Catastrophe modelling firm AIR Worldwide predicts typhoon Muifa is tracking across the Pacific and will hit mainland China this weekend.

The category 2 storm was responsible for displacing more than 14,000 households in parts of northern and central Philippines earlier this week and is likely to bring heavy rains and high winds, putting crop plantations in areas of north China plains and southern Manchuria at risk.

Apart from causing an orange alert for high waves in the East China Sea, Muifa is expected to cause landfall south of Shanghai on Sunday, August 7 in the afternoon (local time) and will continue to be in close proximity to the Chinese coast, thus generating a significant amount of precipitation.

According to the meteorological authorities in China’s eastern province Zhejiang, the storm, whose radius extends to about 220 km, was roughly 1,000 km southeast of the capital Fuzhou.

Muifa has already generated peak rainfall of around 300 mm over the past 24 hours and these figures could see a surge as it approaches warmer coastal waters and significant terrain.

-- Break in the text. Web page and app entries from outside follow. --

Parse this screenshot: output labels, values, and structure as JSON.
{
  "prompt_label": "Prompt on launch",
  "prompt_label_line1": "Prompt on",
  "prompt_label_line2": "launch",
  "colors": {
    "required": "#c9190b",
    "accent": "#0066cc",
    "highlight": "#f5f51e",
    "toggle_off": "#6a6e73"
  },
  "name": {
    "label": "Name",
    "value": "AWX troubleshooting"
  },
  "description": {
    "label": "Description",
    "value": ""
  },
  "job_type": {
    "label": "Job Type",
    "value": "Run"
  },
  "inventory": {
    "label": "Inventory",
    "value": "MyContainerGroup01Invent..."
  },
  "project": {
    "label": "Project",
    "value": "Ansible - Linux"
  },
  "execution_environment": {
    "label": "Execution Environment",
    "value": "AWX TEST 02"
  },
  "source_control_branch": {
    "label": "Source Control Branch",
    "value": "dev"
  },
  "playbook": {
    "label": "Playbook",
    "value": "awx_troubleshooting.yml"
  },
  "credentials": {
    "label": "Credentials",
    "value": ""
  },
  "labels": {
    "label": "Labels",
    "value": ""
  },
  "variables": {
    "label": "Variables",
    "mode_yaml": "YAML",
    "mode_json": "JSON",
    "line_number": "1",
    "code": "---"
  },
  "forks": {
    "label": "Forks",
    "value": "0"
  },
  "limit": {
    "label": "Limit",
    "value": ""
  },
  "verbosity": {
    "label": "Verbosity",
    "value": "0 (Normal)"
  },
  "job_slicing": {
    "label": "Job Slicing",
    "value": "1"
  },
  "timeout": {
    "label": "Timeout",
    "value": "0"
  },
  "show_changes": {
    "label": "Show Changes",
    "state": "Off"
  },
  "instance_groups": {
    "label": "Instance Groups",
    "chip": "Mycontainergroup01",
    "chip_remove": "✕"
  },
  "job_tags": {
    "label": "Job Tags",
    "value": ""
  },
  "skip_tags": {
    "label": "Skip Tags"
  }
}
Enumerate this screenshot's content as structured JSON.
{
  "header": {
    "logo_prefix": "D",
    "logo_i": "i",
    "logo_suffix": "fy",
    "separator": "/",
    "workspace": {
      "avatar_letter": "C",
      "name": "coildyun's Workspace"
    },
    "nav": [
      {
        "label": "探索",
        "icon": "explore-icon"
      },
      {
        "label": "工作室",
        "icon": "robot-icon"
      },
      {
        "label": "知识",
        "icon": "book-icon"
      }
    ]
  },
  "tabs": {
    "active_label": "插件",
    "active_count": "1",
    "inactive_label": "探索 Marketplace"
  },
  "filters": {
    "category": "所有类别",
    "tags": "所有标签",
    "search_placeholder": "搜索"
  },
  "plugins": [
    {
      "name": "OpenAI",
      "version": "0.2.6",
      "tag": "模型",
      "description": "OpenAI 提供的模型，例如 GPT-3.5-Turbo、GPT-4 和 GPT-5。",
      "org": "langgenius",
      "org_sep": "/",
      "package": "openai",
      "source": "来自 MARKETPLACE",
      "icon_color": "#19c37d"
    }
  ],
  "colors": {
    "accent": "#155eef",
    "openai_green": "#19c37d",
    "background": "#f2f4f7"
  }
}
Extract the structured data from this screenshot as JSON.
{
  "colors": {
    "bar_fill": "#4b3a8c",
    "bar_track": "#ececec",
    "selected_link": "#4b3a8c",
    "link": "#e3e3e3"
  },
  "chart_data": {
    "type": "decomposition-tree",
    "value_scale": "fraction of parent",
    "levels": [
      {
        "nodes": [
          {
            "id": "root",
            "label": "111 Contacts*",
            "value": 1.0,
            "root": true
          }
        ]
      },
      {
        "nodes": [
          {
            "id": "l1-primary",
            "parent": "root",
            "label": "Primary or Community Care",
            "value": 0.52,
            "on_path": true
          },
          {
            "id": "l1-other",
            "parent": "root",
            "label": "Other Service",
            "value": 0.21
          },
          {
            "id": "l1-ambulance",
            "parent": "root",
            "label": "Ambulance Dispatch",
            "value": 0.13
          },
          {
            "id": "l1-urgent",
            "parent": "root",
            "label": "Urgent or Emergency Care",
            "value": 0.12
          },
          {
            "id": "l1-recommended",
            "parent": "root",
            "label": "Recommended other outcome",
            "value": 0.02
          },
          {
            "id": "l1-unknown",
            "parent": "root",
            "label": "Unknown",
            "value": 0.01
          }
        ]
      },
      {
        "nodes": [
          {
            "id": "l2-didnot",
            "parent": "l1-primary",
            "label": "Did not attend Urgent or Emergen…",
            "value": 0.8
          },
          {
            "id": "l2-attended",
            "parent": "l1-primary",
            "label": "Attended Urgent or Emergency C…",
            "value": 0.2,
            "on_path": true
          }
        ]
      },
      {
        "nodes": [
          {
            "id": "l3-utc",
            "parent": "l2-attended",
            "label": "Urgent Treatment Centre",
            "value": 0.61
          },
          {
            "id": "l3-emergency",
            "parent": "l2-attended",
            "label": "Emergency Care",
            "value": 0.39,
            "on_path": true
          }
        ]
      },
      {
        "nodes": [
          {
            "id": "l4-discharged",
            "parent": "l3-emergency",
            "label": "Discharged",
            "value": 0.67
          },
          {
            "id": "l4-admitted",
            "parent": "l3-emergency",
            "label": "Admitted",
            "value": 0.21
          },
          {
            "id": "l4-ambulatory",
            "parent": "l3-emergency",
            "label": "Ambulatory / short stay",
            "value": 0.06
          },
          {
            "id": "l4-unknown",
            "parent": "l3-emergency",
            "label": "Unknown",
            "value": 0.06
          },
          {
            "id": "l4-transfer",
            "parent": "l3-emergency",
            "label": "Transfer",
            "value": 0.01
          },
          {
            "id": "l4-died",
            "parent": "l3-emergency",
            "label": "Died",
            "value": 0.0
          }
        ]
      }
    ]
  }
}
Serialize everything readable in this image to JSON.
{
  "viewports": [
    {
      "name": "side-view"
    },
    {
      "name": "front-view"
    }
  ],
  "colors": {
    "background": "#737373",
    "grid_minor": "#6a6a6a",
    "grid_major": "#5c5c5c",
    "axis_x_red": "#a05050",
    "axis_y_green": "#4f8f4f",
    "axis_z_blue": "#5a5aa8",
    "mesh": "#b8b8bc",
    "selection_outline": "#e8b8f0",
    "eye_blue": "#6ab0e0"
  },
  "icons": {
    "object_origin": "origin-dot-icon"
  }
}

According to Japan Meteorological Agency (JMA), Muifa’s maximum ten-minute sustained winds of 157 km/hr are expected to weaken due to environmental wind shear as it moves north over the Yellow Sea and towards North Korea.

The typhoon, whose intensity has been constantly reducing since July 31, bears similar character to Winnie – the typhoon that brought heavy rainfall and damage across eastern China in 1997.

According to AIR, China’s urban residents seem to be at an advantage over their rural counterparts.

Currently, most Chinese urban dwellers live in mid-rise or high-rise apartment buildings which, when exposed to lateral wind loads perform better than unreinforced masonry that is found in rural areas.

Wind damage to apartment buildings is typically restricted to non-structural components such as windows and balconies owing to superior materials and building practices being.

In contrast, commercial and industrial buildings are generally known to be more resistant to wind and water damage than residential ones.

Meanwhile AIR continues to monitor and provide updates concerning all developments in the northwest Pacific basin.